This year I had the opportunity to go to When Words Collide in Calgary, Alberta. For those that do not know, it is a yearly non-profit festival that is all about writing. This means writers, readers, agents, editors and publishers alike come together to share, learn and discover literary for a full weekend.
I had initially learned about the festival a year ago when I was having a book signing at the Sentry Box. They were kind enough to inform me about the festival and as soon as tickets went on sale, I got mine!
The reason for my rush is, to my knowledge, there are very few writing conventions here in Western Canada and I wanted to guarantee the chance to go. The only other convention I am aware of is Star Fest in St. Albert. Please correct me if I am wrong though, I would love to join more.
The Arrival at When Words Collide
While driving down from Edmonton, I kept thinking to myself: What can I expect?
I have gone to a number of comic conventions and could get a rough idea what I’d experience but didn’t fully grasp it fully until I arrived. Once I obtained my badge, program guide and schedule, I was in awe at the amount of options available throughout the day. There were a good 10-11 programs going on at any one time. Unfortunately there was only one of me and I had to pick and choose what to do.
The intention for the weekend was to meet fellow authors and learn new techniques on reaching readers. Writing is a very isolated craft and meting people in the industry has been a challenge for me. I also wanted to find ways to broaden my reader base in the online world, eBooks specifically.
These were the primary goals for the weekend and it was not a letdown. I connected with many authors through events like the “Writer’s Speed Mingle” and obtained pages worth of notes from great panels on all three days at the festival.
Adam Dreece on Indie Writing
The most valuable information happened to be the theories that I learned from the panels, workshops and in casual conversation from other writers. Every author has had a different experience with their writing, even though we often go through the same struggles and emotions.

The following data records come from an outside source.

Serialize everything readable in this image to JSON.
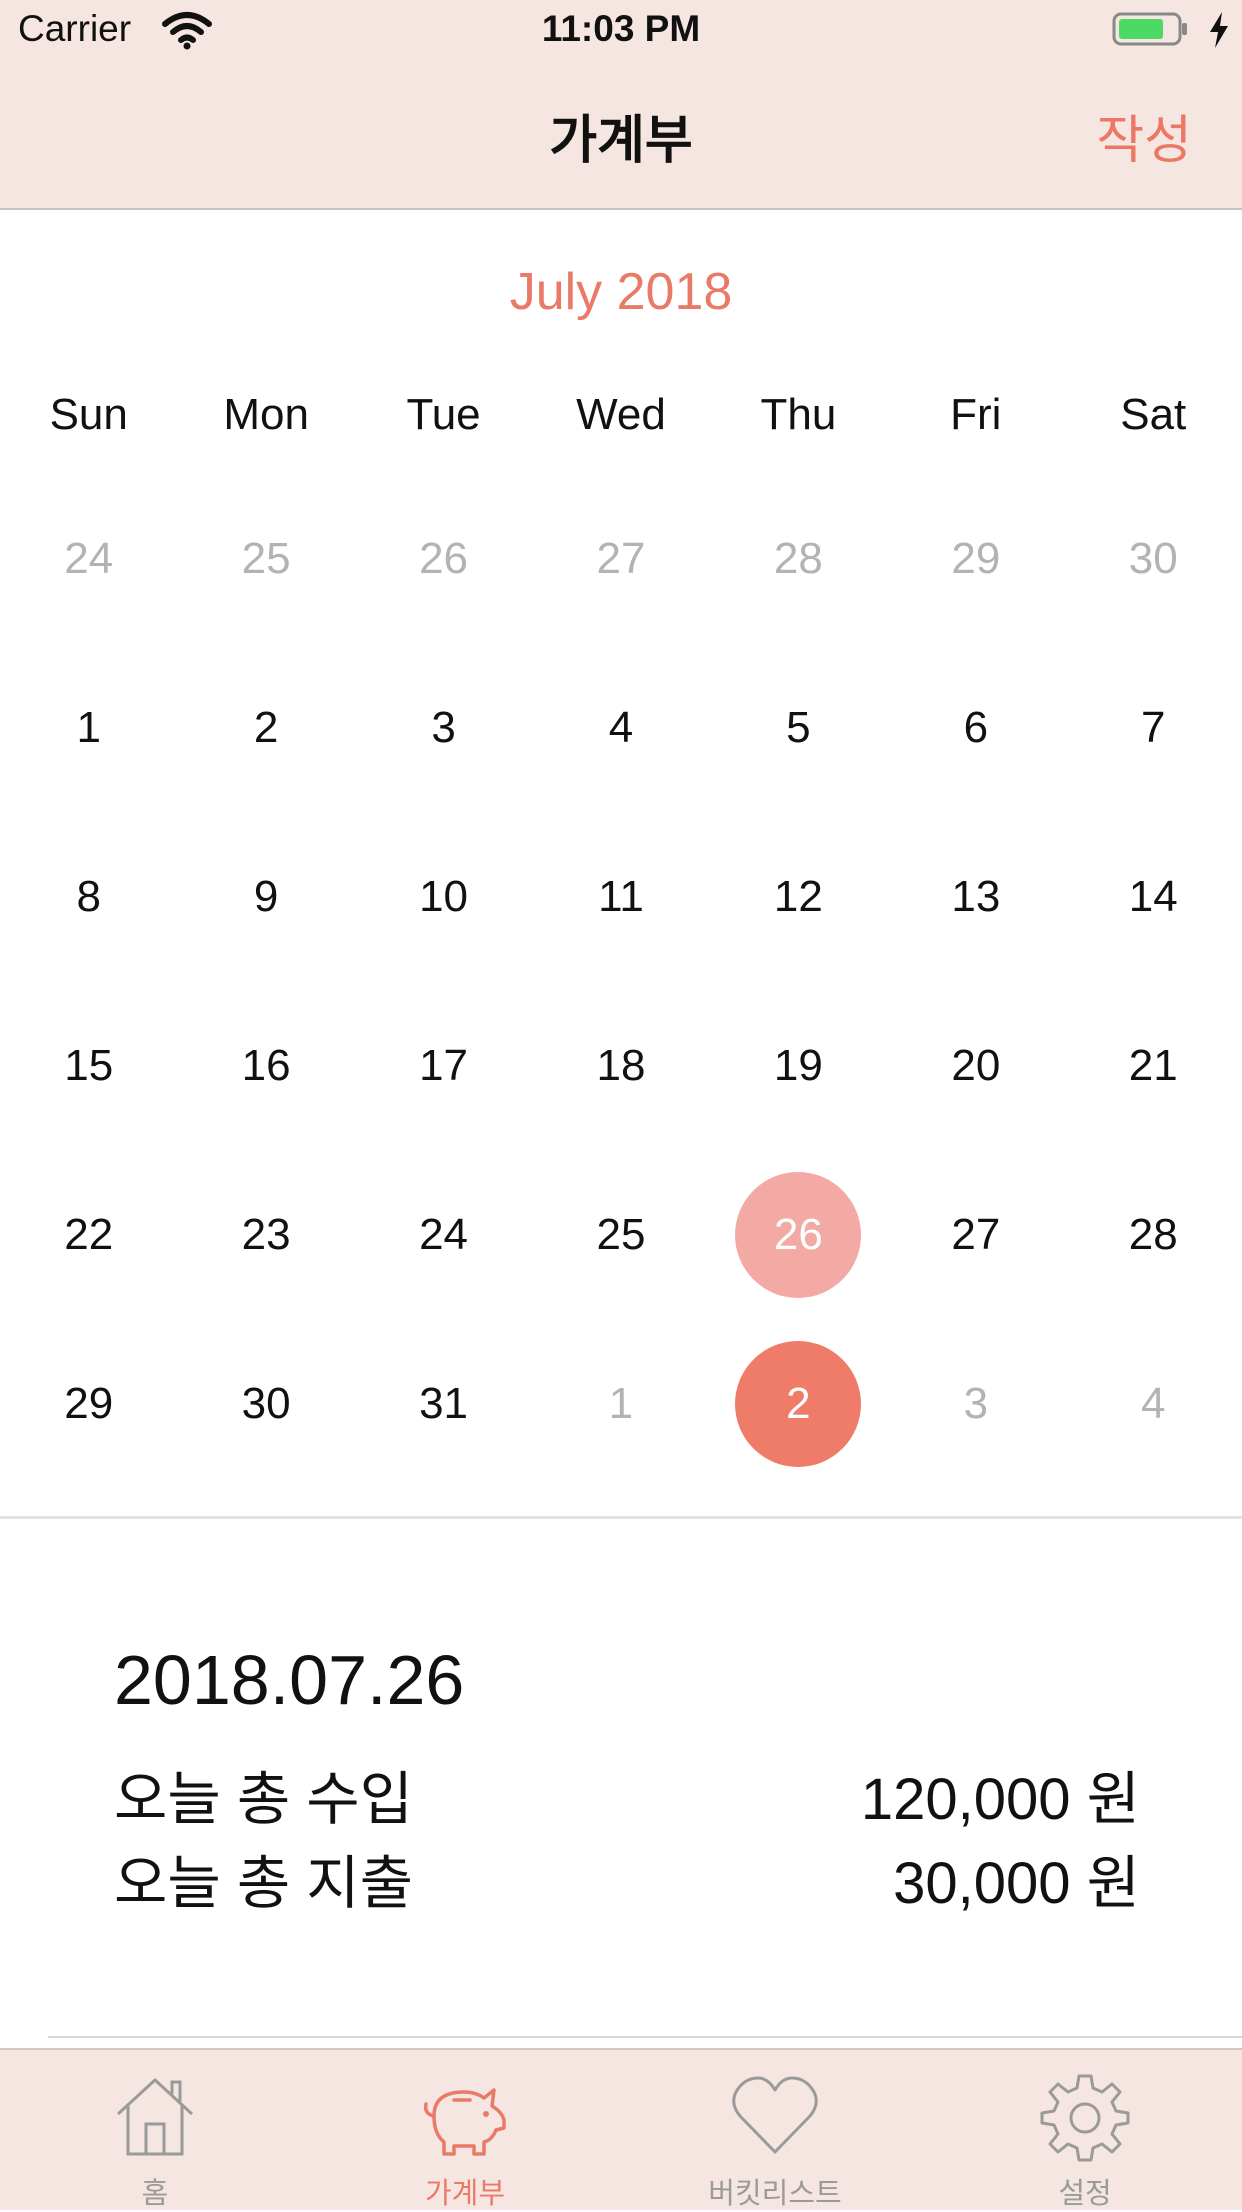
{
  "status_bar": {
    "carrier": "Carrier",
    "time": "11:03 PM"
  },
  "nav": {
    "title": "가계부",
    "action_label": "작성"
  },
  "calendar": {
    "month_title": "July 2018",
    "weekdays": [
      "Sun",
      "Mon",
      "Tue",
      "Wed",
      "Thu",
      "Fri",
      "Sat"
    ],
    "weeks": [
      [
        {
          "d": "24",
          "m": true
        },
        {
          "d": "25",
          "m": true
        },
        {
          "d": "26",
          "m": true
        },
        {
          "d": "27",
          "m": true
        },
        {
          "d": "28",
          "m": true
        },
        {
          "d": "29",
          "m": true
        },
        {
          "d": "30",
          "m": true
        }
      ],
      [
        {
          "d": "1"
        },
        {
          "d": "2"
        },
        {
          "d": "3"
        },
        {
          "d": "4"
        },
        {
          "d": "5"
        },
        {
          "d": "6"
        },
        {
          "d": "7"
        }
      ],
      [
        {
          "d": "8"
        },
        {
          "d": "9"
        },
        {
          "d": "10"
        },
        {
          "d": "11"
        },
        {
          "d": "12"
        },
        {
          "d": "13"
        },
        {
          "d": "14"
        }
      ],
      [
        {
          "d": "15"
        },
        {
          "d": "16"
        },
        {
          "d": "17"
        },
        {
          "d": "18"
        },
        {
          "d": "19"
        },
        {
          "d": "20"
        },
        {
          "d": "21"
        }
      ],
      [
        {
          "d": "22"
        },
        {
          "d": "23"
        },
        {
          "d": "24"
        },
        {
          "d": "25"
        },
        {
          "d": "26",
          "s": "selected"
        },
        {
          "d": "27"
        },
        {
          "d": "28"
        }
      ],
      [
        {
          "d": "29"
        },
        {
          "d": "30"
        },
        {
          "d": "31"
        },
        {
          "d": "1",
          "m": true
        },
        {
          "d": "2",
          "s": "today"
        },
        {
          "d": "3",
          "m": true
        },
        {
          "d": "4",
          "m": true
        }
      ]
    ],
    "selected_color": "#f3aaa4",
    "today_color": "#ef7b69"
  },
  "summary": {
    "date": "2018.07.26",
    "income_label": "오늘 총 수입",
    "income_value": "120,000 원",
    "expense_label": "오늘 총 지출",
    "expense_value": "30,000 원"
  },
  "tabs": [
    {
      "label": "홈",
      "icon": "house-icon",
      "active": false
    },
    {
      "label": "가계부",
      "icon": "piggy-bank-icon",
      "active": true
    },
    {
      "label": "버킷리스트",
      "icon": "heart-icon",
      "active": false
    },
    {
      "label": "설정",
      "icon": "gear-icon",
      "active": false
    }
  ],
  "colors": {
    "accent": "#ea7a68",
    "bar_background": "#f6e6e1"
  }
}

Hearing their feedback and how they tackle situations was well worth the travel on its own.
Another great aspect of When Words Collide was the opportunity I had to share my new novel Seed Me. On the Saturday I partook in a 10 minute live reading of the novel. It was a fantastic opportunity to be able to share the book with a fresh set of ears. The audience and other readers were all supportive of each other and it gave us all a chance to fine-tune our reading skills.
Wrapping Up and Heading Home
Throughout the weekend I was rejuvenated with the writing spirit. The three days flew by and it was over before I knew it. The ability to introduce myself to new authors, connect with previously established relationships, and plan for the future made it an amazing experience. What I enjoyed was the fact it provided an even playing field for all writers, indie or published, new or veteran. It didn’t matter, everyone was thrilled to be there for their passion of writing and talked to one another as peers.
I would recommend anyone who has an interest in writing to join in next year. As I mentioned previously, writing tends to be a very isolated experience and it is incredibly insightful to know there are others out there too. Building a network of like-minded people is highly important for any form of success.
Hanging out at the Sentry Box booth.
Leave a Reply